ASSIGNMENT:
Reproduce the entries in full. Exclude all images from the copy.

DATA PROVIDED:
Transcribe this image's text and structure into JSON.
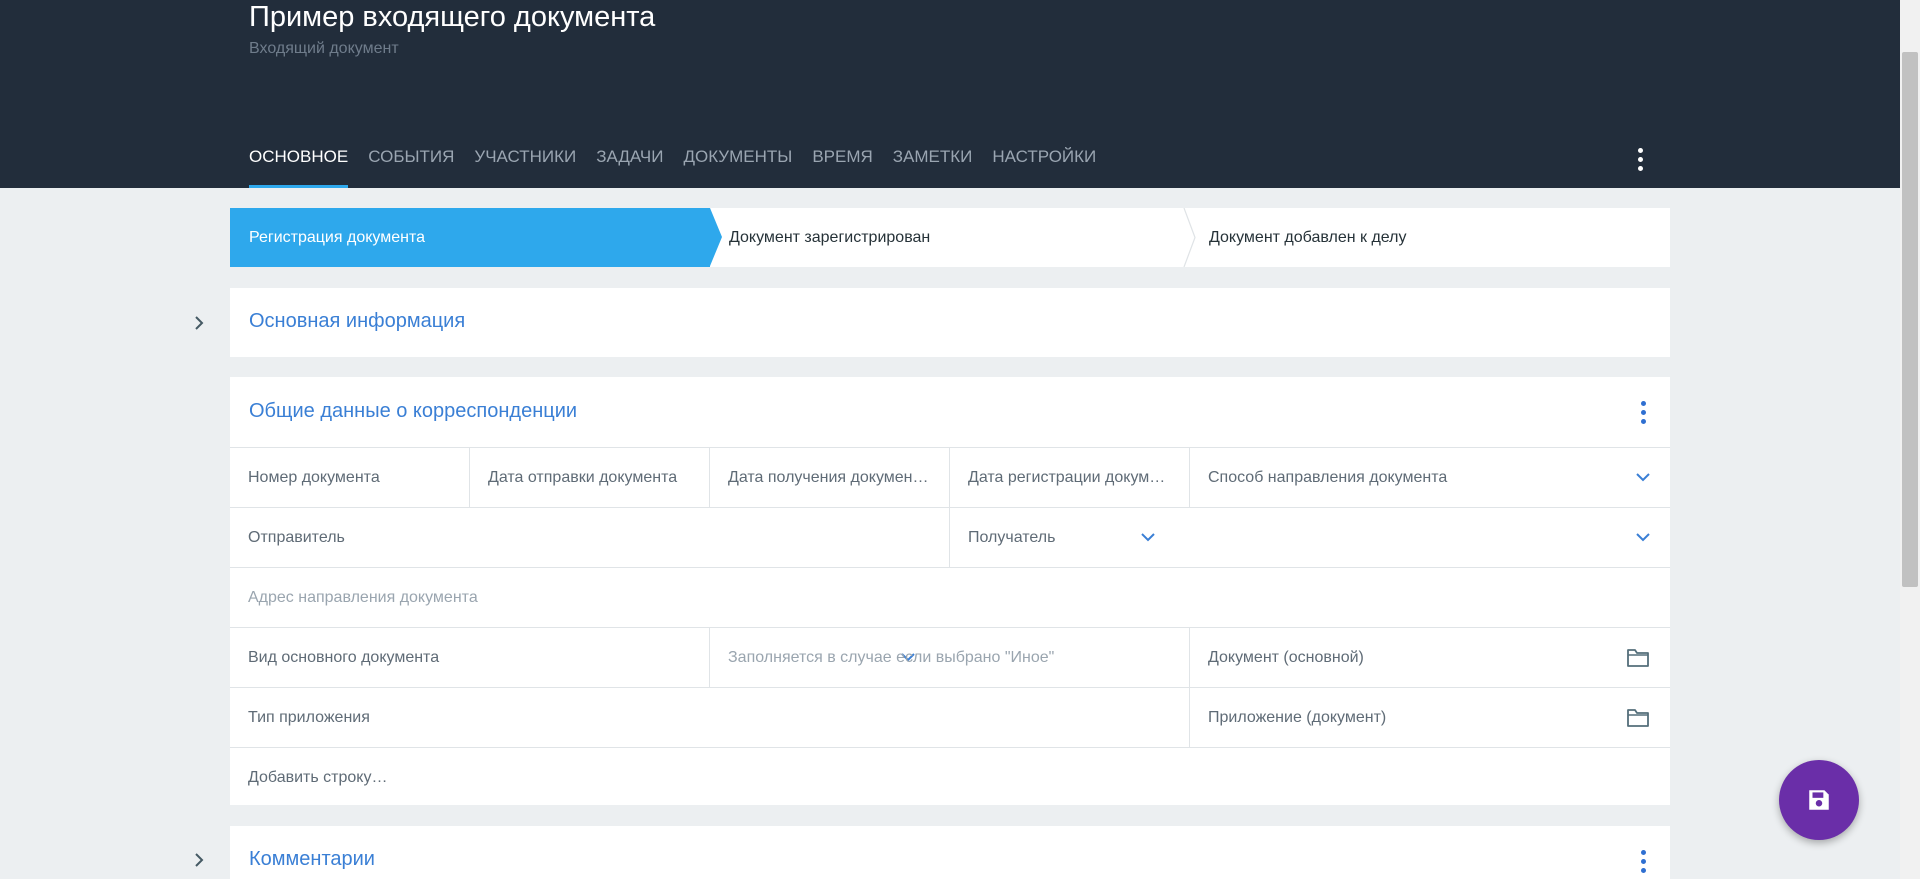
{
  "document": {
    "title": "Пример входящего документа",
    "subtitle": "Входящий документ"
  },
  "tabs": [
    {
      "label": "ОСНОВНОЕ",
      "active": true
    },
    {
      "label": "СОБЫТИЯ"
    },
    {
      "label": "УЧАСТНИКИ"
    },
    {
      "label": "ЗАДАЧИ"
    },
    {
      "label": "ДОКУМЕНТЫ"
    },
    {
      "label": "ВРЕМЯ"
    },
    {
      "label": "ЗАМЕТКИ"
    },
    {
      "label": "НАСТРОЙКИ"
    }
  ],
  "stepper": [
    {
      "label": "Регистрация документа",
      "active": true
    },
    {
      "label": "Документ зарегистрирован"
    },
    {
      "label": "Документ добавлен к делу"
    }
  ],
  "sections": {
    "main_info": {
      "title": "Основная информация"
    },
    "correspondence": {
      "title": "Общие данные о корреспонденции",
      "fields": {
        "doc_number": "Номер документа",
        "send_date": "Дата отправки документа",
        "receive_date": "Дата получения докумен…",
        "register_date": "Дата регистрации докум…",
        "delivery_method": "Способ направления документа",
        "sender": "Отправитель",
        "recipient": "Получатель",
        "address_placeholder": "Адрес направления документа",
        "main_doc_type": "Вид основного документа",
        "other_placeholder": "Заполняется в случае если выбрано \"Иное\"",
        "main_doc": "Документ (основной)",
        "attachment_type": "Тип приложения",
        "attachment_doc": "Приложение (документ)",
        "add_row": "Добавить строку…"
      }
    },
    "comments": {
      "title": "Комментарии"
    }
  },
  "icons": {
    "expand": "chevron-right-icon",
    "menu": "more-vert-icon",
    "dropdown": "chevron-down-icon",
    "folder": "folder-icon",
    "save": "save-icon"
  },
  "colors": {
    "header_bg": "#222d3b",
    "accent": "#2ea8ec",
    "link": "#3a7fd5",
    "fab": "#6a2ea8"
  }
}
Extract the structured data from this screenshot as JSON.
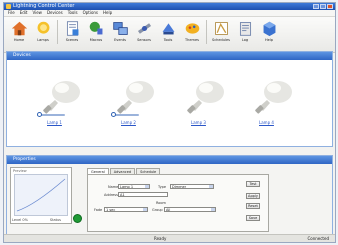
{
  "window": {
    "title": "Lightning Control Center"
  },
  "menu": [
    "File",
    "Edit",
    "View",
    "Devices",
    "Tools",
    "Options",
    "Help"
  ],
  "toolbar": [
    {
      "icon": "house-icon",
      "label": "Home"
    },
    {
      "icon": "light-icon",
      "label": "Lamps"
    },
    {
      "icon": "document-icon",
      "label": "Scenes"
    },
    {
      "icon": "plant-icon",
      "label": "Macros"
    },
    {
      "icon": "network-icon",
      "label": "Events"
    },
    {
      "icon": "satellite-icon",
      "label": "Sensors"
    },
    {
      "icon": "tools-icon",
      "label": "Tools"
    },
    {
      "icon": "palette-icon",
      "label": "Themes"
    },
    {
      "icon": "book-icon",
      "label": "Schedules"
    },
    {
      "icon": "clipboard-icon",
      "label": "Log"
    },
    {
      "icon": "cube-icon",
      "label": "Help"
    }
  ],
  "devices_panel": {
    "title": "Devices"
  },
  "devices": [
    {
      "name": "Lamp 1"
    },
    {
      "name": "Lamp 2"
    },
    {
      "name": "Lamp 3"
    },
    {
      "name": "Lamp 4"
    }
  ],
  "properties_panel": {
    "title": "Properties",
    "preview_label": "Preview",
    "preview_left": "Level 0%",
    "preview_right": "Status",
    "tabs": [
      "General",
      "Advanced",
      "Schedule"
    ],
    "fields": {
      "name_label": "Name",
      "name_value": "Lamp 1",
      "type_label": "Type",
      "type_value": "Dimmer",
      "address_label": "Address",
      "address_value": "A1",
      "room_label": "Room",
      "room_value": "Living",
      "fade_label": "Fade",
      "fade_value": "1 sec",
      "group_label": "Group",
      "group_value": "All",
      "desc_label": "Description",
      "desc_value": ""
    },
    "buttons": [
      "Test",
      "Apply",
      "Reset",
      "Save"
    ]
  },
  "status": {
    "center": "Ready",
    "right": "Connected"
  }
}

RESPONSE TO THE EXERCISE:
Transcribe this image's text and structure into JSON.
{
  "document": {
    "title": "Пример входящего документа",
    "subtitle": "Входящий документ"
  },
  "tabs": [
    {
      "label": "ОСНОВНОЕ",
      "active": true
    },
    {
      "label": "СОБЫТИЯ"
    },
    {
      "label": "УЧАСТНИКИ"
    },
    {
      "label": "ЗАДАЧИ"
    },
    {
      "label": "ДОКУМЕНТЫ"
    },
    {
      "label": "ВРЕМЯ"
    },
    {
      "label": "ЗАМЕТКИ"
    },
    {
      "label": "НАСТРОЙКИ"
    }
  ],
  "stepper": [
    {
      "label": "Регистрация документа",
      "active": true
    },
    {
      "label": "Документ зарегистрирован"
    },
    {
      "label": "Документ добавлен к делу"
    }
  ],
  "sections": {
    "main_info": {
      "title": "Основная информация"
    },
    "correspondence": {
      "title": "Общие данные о корреспонденции",
      "fields": {
        "doc_number": "Номер документа",
        "send_date": "Дата отправки документа",
        "receive_date": "Дата получения докумен…",
        "register_date": "Дата регистрации докум…",
        "delivery_method": "Способ направления документа",
        "sender": "Отправитель",
        "recipient": "Получатель",
        "address_placeholder": "Адрес направления документа",
        "main_doc_type": "Вид основного документа",
        "other_placeholder": "Заполняется в случае если выбрано \"Иное\"",
        "main_doc": "Документ (основной)",
        "attachment_type": "Тип приложения",
        "attachment_doc": "Приложение (документ)",
        "add_row": "Добавить строку…"
      }
    },
    "comments": {
      "title": "Комментарии"
    }
  },
  "icons": {
    "expand": "chevron-right-icon",
    "menu": "more-vert-icon",
    "dropdown": "chevron-down-icon",
    "folder": "folder-icon",
    "save": "save-icon"
  },
  "colors": {
    "header_bg": "#222d3b",
    "accent": "#2ea8ec",
    "link": "#3a7fd5",
    "fab": "#6a2ea8"
  }
}
Extract the structured data from this screenshot as JSON.
{
  "window": {
    "title": "Lightning Control Center"
  },
  "menu": [
    "File",
    "Edit",
    "View",
    "Devices",
    "Tools",
    "Options",
    "Help"
  ],
  "toolbar": [
    {
      "icon": "house-icon",
      "label": "Home"
    },
    {
      "icon": "light-icon",
      "label": "Lamps"
    },
    {
      "icon": "document-icon",
      "label": "Scenes"
    },
    {
      "icon": "plant-icon",
      "label": "Macros"
    },
    {
      "icon": "network-icon",
      "label": "Events"
    },
    {
      "icon": "satellite-icon",
      "label": "Sensors"
    },
    {
      "icon": "tools-icon",
      "label": "Tools"
    },
    {
      "icon": "palette-icon",
      "label": "Themes"
    },
    {
      "icon": "book-icon",
      "label": "Schedules"
    },
    {
      "icon": "clipboard-icon",
      "label": "Log"
    },
    {
      "icon": "cube-icon",
      "label": "Help"
    }
  ],
  "devices_panel": {
    "title": "Devices"
  },
  "devices": [
    {
      "name": "Lamp 1"
    },
    {
      "name": "Lamp 2"
    },
    {
      "name": "Lamp 3"
    },
    {
      "name": "Lamp 4"
    }
  ],
  "properties_panel": {
    "title": "Properties",
    "preview_label": "Preview",
    "preview_left": "Level 0%",
    "preview_right": "Status",
    "tabs": [
      "General",
      "Advanced",
      "Schedule"
    ],
    "fields": {
      "name_label": "Name",
      "name_value": "Lamp 1",
      "type_label": "Type",
      "type_value": "Dimmer",
      "address_label": "Address",
      "address_value": "A1",
      "room_label": "Room",
      "room_value": "Living",
      "fade_label": "Fade",
      "fade_value": "1 sec",
      "group_label": "Group",
      "group_value": "All",
      "desc_label": "Description",
      "desc_value": ""
    },
    "buttons": [
      "Test",
      "Apply",
      "Reset",
      "Save"
    ]
  },
  "status": {
    "center": "Ready",
    "right": "Connected"
  }
}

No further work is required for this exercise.